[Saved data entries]
((

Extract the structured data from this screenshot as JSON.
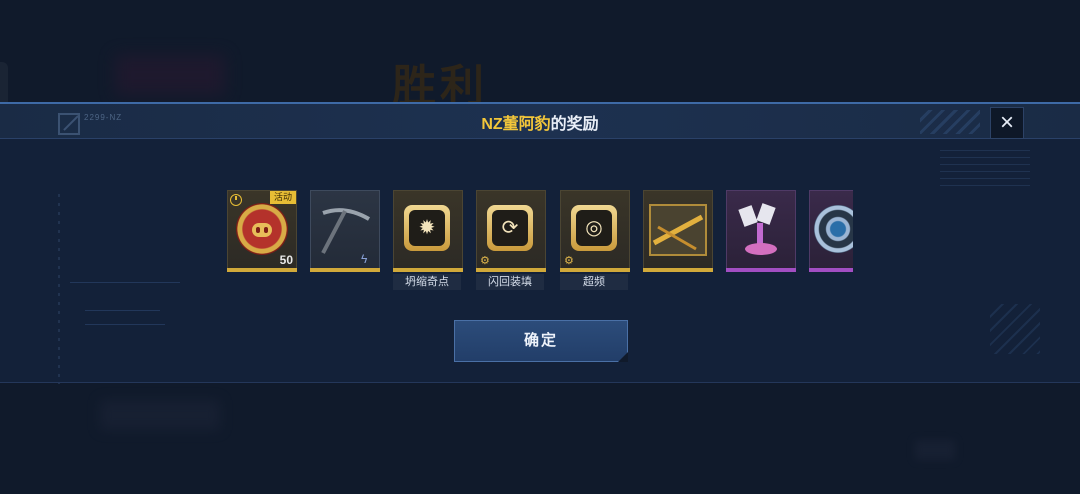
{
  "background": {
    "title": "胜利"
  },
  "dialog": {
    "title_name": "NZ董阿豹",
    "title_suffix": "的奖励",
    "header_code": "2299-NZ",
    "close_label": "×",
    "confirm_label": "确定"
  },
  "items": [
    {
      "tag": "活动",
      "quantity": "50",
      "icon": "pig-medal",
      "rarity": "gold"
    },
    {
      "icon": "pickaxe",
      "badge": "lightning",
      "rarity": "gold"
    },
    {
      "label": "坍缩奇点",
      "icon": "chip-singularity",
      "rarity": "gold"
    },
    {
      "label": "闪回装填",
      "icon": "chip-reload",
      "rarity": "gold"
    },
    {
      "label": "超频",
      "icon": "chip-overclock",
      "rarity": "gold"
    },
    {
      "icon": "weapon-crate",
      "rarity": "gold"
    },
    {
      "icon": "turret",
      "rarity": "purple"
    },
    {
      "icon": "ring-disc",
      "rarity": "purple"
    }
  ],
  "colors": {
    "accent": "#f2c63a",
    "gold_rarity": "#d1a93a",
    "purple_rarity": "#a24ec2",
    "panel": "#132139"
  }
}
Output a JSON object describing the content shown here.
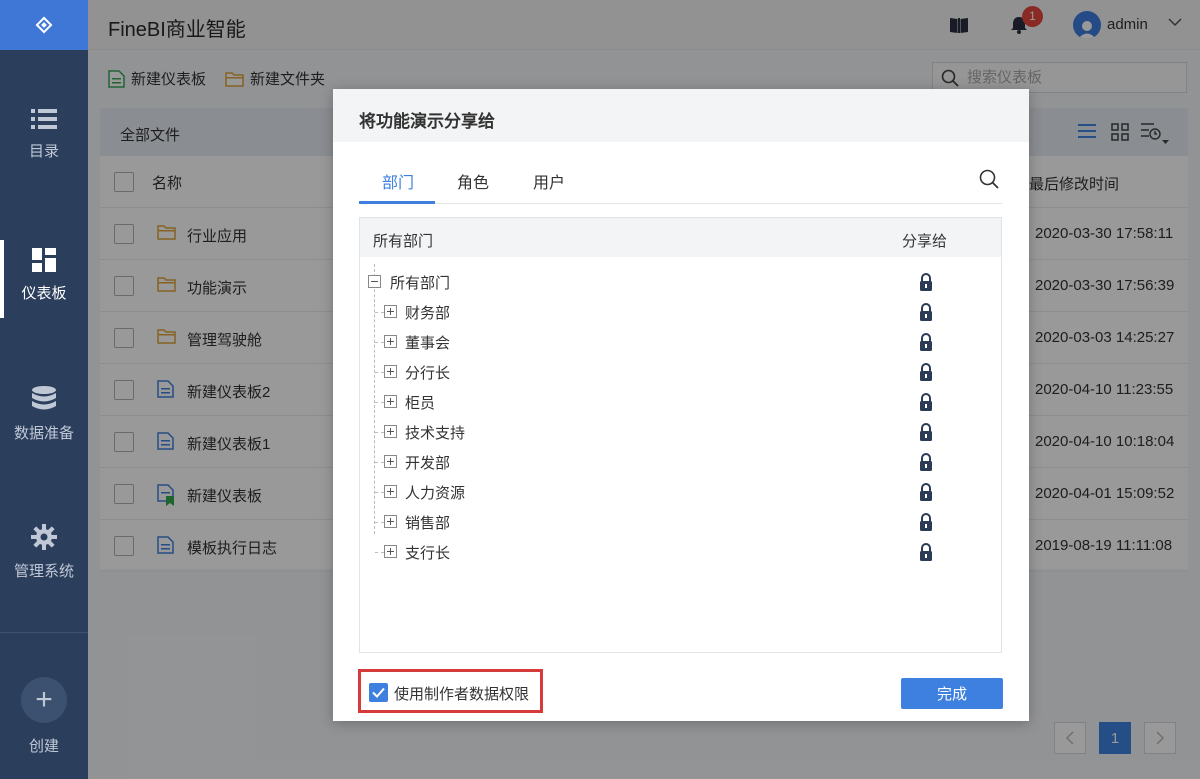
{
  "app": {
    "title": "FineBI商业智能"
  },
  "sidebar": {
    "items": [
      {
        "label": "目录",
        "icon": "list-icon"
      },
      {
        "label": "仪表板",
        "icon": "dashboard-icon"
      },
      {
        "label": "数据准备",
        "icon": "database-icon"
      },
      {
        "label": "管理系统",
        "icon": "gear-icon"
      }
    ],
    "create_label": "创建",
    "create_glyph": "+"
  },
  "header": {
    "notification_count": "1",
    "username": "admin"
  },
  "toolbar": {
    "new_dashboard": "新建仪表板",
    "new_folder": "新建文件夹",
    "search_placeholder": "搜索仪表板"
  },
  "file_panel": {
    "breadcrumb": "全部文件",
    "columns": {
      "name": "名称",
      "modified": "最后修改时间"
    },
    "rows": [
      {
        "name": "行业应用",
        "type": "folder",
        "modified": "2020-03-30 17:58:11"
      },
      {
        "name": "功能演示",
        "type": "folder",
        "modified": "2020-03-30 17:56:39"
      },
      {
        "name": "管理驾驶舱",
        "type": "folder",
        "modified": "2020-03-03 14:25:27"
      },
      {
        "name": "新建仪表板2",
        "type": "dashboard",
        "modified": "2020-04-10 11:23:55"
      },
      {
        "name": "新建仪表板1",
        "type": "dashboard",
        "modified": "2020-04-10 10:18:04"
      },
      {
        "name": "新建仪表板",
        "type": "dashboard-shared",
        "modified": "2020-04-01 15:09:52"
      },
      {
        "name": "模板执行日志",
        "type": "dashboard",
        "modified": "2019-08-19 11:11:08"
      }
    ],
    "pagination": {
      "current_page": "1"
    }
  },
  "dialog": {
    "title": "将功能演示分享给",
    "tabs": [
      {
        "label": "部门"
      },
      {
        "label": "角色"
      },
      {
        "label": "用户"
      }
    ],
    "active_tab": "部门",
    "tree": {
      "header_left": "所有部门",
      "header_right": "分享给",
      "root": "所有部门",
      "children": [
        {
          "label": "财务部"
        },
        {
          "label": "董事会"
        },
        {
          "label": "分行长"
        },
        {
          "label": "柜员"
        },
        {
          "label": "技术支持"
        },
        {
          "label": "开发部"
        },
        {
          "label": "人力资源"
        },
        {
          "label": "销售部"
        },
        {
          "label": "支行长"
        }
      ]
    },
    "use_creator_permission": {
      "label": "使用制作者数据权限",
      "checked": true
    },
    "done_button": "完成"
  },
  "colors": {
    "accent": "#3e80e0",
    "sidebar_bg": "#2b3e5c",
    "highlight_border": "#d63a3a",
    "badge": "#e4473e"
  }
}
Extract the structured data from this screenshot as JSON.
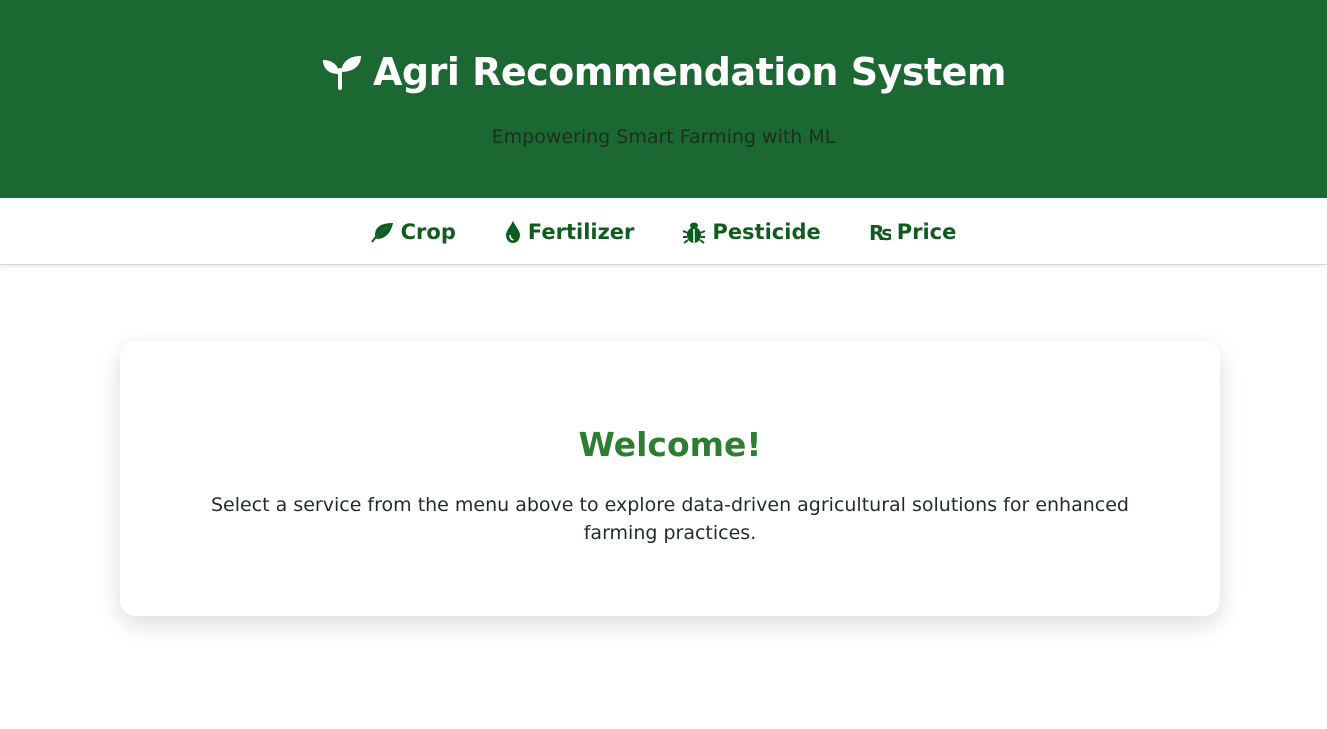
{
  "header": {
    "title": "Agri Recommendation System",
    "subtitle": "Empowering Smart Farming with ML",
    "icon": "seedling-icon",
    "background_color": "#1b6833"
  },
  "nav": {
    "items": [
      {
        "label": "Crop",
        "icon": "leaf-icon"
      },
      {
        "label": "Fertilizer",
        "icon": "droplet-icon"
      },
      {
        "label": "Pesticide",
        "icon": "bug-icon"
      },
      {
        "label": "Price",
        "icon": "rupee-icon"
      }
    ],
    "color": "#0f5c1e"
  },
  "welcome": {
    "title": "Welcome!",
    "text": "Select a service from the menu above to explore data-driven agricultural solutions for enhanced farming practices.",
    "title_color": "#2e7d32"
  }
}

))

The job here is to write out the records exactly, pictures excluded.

> **Task solution**:
Extract the structured data from this screenshot as JSON.
{
  "background": {
    "title": "胜利"
  },
  "dialog": {
    "title_name": "NZ董阿豹",
    "title_suffix": "的奖励",
    "header_code": "2299-NZ",
    "close_label": "×",
    "confirm_label": "确定"
  },
  "items": [
    {
      "tag": "活动",
      "quantity": "50",
      "icon": "pig-medal",
      "rarity": "gold"
    },
    {
      "icon": "pickaxe",
      "badge": "lightning",
      "rarity": "gold"
    },
    {
      "label": "坍缩奇点",
      "icon": "chip-singularity",
      "rarity": "gold"
    },
    {
      "label": "闪回装填",
      "icon": "chip-reload",
      "rarity": "gold"
    },
    {
      "label": "超频",
      "icon": "chip-overclock",
      "rarity": "gold"
    },
    {
      "icon": "weapon-crate",
      "rarity": "gold"
    },
    {
      "icon": "turret",
      "rarity": "purple"
    },
    {
      "icon": "ring-disc",
      "rarity": "purple"
    }
  ],
  "colors": {
    "accent": "#f2c63a",
    "gold_rarity": "#d1a93a",
    "purple_rarity": "#a24ec2",
    "panel": "#132139"
  }
}
Output a JSON object describing the content shown here.
{
  "app": {
    "title": "FineBI商业智能"
  },
  "sidebar": {
    "items": [
      {
        "label": "目录",
        "icon": "list-icon"
      },
      {
        "label": "仪表板",
        "icon": "dashboard-icon"
      },
      {
        "label": "数据准备",
        "icon": "database-icon"
      },
      {
        "label": "管理系统",
        "icon": "gear-icon"
      }
    ],
    "create_label": "创建",
    "create_glyph": "+"
  },
  "header": {
    "notification_count": "1",
    "username": "admin"
  },
  "toolbar": {
    "new_dashboard": "新建仪表板",
    "new_folder": "新建文件夹",
    "search_placeholder": "搜索仪表板"
  },
  "file_panel": {
    "breadcrumb": "全部文件",
    "columns": {
      "name": "名称",
      "modified": "最后修改时间"
    },
    "rows": [
      {
        "name": "行业应用",
        "type": "folder",
        "modified": "2020-03-30 17:58:11"
      },
      {
        "name": "功能演示",
        "type": "folder",
        "modified": "2020-03-30 17:56:39"
      },
      {
        "name": "管理驾驶舱",
        "type": "folder",
        "modified": "2020-03-03 14:25:27"
      },
      {
        "name": "新建仪表板2",
        "type": "dashboard",
        "modified": "2020-04-10 11:23:55"
      },
      {
        "name": "新建仪表板1",
        "type": "dashboard",
        "modified": "2020-04-10 10:18:04"
      },
      {
        "name": "新建仪表板",
        "type": "dashboard-shared",
        "modified": "2020-04-01 15:09:52"
      },
      {
        "name": "模板执行日志",
        "type": "dashboard",
        "modified": "2019-08-19 11:11:08"
      }
    ],
    "pagination": {
      "current_page": "1"
    }
  },
  "dialog": {
    "title": "将功能演示分享给",
    "tabs": [
      {
        "label": "部门"
      },
      {
        "label": "角色"
      },
      {
        "label": "用户"
      }
    ],
    "active_tab": "部门",
    "tree": {
      "header_left": "所有部门",
      "header_right": "分享给",
      "root": "所有部门",
      "children": [
        {
          "label": "财务部"
        },
        {
          "label": "董事会"
        },
        {
          "label": "分行长"
        },
        {
          "label": "柜员"
        },
        {
          "label": "技术支持"
        },
        {
          "label": "开发部"
        },
        {
          "label": "人力资源"
        },
        {
          "label": "销售部"
        },
        {
          "label": "支行长"
        }
      ]
    },
    "use_creator_permission": {
      "label": "使用制作者数据权限",
      "checked": true
    },
    "done_button": "完成"
  },
  "colors": {
    "accent": "#3e80e0",
    "sidebar_bg": "#2b3e5c",
    "highlight_border": "#d63a3a",
    "badge": "#e4473e"
  }
}
Extract the structured data from this screenshot as JSON.
{
  "header": {
    "title": "Agri Recommendation System",
    "subtitle": "Empowering Smart Farming with ML",
    "icon": "seedling-icon",
    "background_color": "#1b6833"
  },
  "nav": {
    "items": [
      {
        "label": "Crop",
        "icon": "leaf-icon"
      },
      {
        "label": "Fertilizer",
        "icon": "droplet-icon"
      },
      {
        "label": "Pesticide",
        "icon": "bug-icon"
      },
      {
        "label": "Price",
        "icon": "rupee-icon"
      }
    ],
    "color": "#0f5c1e"
  },
  "welcome": {
    "title": "Welcome!",
    "text": "Select a service from the menu above to explore data-driven agricultural solutions for enhanced farming practices.",
    "title_color": "#2e7d32"
  }
}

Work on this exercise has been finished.